*** Opening SOURCE MATERIAL ***

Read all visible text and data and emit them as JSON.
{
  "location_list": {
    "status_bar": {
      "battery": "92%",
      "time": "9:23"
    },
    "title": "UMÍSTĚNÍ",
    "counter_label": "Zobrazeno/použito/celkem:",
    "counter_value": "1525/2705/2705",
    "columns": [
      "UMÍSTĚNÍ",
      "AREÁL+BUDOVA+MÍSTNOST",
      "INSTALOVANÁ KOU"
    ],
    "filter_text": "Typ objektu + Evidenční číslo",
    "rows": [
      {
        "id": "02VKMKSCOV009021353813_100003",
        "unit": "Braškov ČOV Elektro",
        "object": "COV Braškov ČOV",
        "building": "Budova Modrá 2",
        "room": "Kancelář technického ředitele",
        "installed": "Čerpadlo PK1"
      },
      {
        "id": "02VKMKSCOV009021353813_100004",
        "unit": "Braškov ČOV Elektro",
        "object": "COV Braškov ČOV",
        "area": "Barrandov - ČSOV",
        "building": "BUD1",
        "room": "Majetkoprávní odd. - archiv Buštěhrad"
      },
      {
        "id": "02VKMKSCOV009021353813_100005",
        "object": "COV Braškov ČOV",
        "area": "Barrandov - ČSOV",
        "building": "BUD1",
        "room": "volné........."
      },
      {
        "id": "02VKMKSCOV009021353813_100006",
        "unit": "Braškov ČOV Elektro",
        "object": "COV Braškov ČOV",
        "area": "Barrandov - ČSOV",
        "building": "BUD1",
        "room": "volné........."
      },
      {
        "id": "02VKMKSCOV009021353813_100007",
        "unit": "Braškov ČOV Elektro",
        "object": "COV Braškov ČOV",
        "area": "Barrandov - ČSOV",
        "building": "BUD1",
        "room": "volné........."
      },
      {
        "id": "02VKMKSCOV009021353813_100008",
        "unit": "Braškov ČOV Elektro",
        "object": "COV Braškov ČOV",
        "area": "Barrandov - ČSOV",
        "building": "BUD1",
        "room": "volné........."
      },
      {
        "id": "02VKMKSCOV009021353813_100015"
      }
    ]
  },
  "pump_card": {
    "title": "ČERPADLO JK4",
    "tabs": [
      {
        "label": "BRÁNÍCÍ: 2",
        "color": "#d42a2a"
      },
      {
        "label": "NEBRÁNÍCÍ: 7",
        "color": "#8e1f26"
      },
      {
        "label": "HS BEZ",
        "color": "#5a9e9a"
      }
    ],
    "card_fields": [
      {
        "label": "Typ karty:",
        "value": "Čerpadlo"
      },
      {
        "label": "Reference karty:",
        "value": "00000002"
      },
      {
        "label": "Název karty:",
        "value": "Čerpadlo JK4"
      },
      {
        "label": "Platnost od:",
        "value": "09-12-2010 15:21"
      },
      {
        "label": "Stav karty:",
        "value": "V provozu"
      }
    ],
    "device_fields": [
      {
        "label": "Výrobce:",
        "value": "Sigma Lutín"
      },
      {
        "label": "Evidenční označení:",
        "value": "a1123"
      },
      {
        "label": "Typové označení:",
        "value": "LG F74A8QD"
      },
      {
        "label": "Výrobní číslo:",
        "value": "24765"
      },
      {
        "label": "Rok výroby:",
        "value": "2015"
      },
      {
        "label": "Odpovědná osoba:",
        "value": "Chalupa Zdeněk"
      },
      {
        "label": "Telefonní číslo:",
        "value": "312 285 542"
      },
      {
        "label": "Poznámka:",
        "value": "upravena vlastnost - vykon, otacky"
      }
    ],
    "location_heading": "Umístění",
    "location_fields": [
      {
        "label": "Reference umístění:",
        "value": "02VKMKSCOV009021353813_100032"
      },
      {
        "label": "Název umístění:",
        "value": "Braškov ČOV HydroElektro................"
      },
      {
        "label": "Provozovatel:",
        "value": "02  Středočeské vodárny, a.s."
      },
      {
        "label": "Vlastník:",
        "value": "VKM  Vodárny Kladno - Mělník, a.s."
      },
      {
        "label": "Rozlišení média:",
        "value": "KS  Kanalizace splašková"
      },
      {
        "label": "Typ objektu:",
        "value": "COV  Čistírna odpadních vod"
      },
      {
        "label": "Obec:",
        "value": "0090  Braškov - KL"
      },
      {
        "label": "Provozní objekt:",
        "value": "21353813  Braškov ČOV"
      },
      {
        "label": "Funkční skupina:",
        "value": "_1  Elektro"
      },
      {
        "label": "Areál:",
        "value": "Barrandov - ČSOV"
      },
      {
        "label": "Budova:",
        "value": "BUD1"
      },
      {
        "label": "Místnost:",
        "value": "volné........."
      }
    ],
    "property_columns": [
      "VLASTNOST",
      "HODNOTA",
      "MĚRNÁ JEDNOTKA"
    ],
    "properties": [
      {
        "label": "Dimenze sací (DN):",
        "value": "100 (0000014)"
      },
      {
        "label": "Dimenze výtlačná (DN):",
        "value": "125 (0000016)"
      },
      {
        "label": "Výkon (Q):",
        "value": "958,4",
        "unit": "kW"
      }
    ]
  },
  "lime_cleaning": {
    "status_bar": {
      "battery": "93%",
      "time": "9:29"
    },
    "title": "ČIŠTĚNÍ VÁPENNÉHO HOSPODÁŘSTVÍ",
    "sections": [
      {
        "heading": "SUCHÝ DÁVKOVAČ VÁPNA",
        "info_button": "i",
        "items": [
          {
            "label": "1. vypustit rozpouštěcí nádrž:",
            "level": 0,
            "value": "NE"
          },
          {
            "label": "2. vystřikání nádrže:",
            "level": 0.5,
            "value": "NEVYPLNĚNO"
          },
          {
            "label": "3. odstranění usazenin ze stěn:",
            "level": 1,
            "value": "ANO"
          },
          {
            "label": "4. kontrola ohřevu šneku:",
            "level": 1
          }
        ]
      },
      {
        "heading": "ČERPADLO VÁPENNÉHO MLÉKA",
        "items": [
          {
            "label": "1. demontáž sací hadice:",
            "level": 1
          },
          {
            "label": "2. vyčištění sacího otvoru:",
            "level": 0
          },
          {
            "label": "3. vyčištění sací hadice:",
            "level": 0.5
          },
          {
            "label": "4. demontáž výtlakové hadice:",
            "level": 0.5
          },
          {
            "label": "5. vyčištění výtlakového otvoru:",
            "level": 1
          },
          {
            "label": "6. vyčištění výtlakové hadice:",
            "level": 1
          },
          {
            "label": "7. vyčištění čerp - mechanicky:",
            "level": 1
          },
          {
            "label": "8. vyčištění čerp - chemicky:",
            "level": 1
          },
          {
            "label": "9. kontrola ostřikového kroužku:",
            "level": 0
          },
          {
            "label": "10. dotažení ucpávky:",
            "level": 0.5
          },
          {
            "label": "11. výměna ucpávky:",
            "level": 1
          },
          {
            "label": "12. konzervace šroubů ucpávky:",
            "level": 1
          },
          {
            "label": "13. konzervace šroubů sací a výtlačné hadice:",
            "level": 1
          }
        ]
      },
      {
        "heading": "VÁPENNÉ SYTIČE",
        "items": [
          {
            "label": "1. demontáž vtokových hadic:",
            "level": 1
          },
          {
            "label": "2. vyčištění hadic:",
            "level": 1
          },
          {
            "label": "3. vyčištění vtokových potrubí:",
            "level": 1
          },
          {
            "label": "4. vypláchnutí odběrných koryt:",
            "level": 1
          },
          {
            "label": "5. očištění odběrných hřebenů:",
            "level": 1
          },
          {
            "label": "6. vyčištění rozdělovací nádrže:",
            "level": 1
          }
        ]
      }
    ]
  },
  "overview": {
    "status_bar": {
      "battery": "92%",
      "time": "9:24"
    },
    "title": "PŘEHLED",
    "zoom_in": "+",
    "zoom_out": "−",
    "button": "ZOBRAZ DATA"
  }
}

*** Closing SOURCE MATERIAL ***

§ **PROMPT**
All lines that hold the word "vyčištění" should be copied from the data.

§ **ANSWER AREA**
            "label": "2. vyčištění sacího otvoru:",
            "label": "3. vyčištění sací hadice:",
            "label": "5. vyčištění výtlakového otvoru:",
            "label": "6. vyčištění výtlakové hadice:",
            "label": "7. vyčištění čerp - mechanicky:",
            "label": "8. vyčištění čerp - chemicky:",
            "label": "2. vyčištění hadic:",
            "label": "3. vyčištění vtokových potrubí:",
            "label": "6. vyčištění rozdělovací nádrže:",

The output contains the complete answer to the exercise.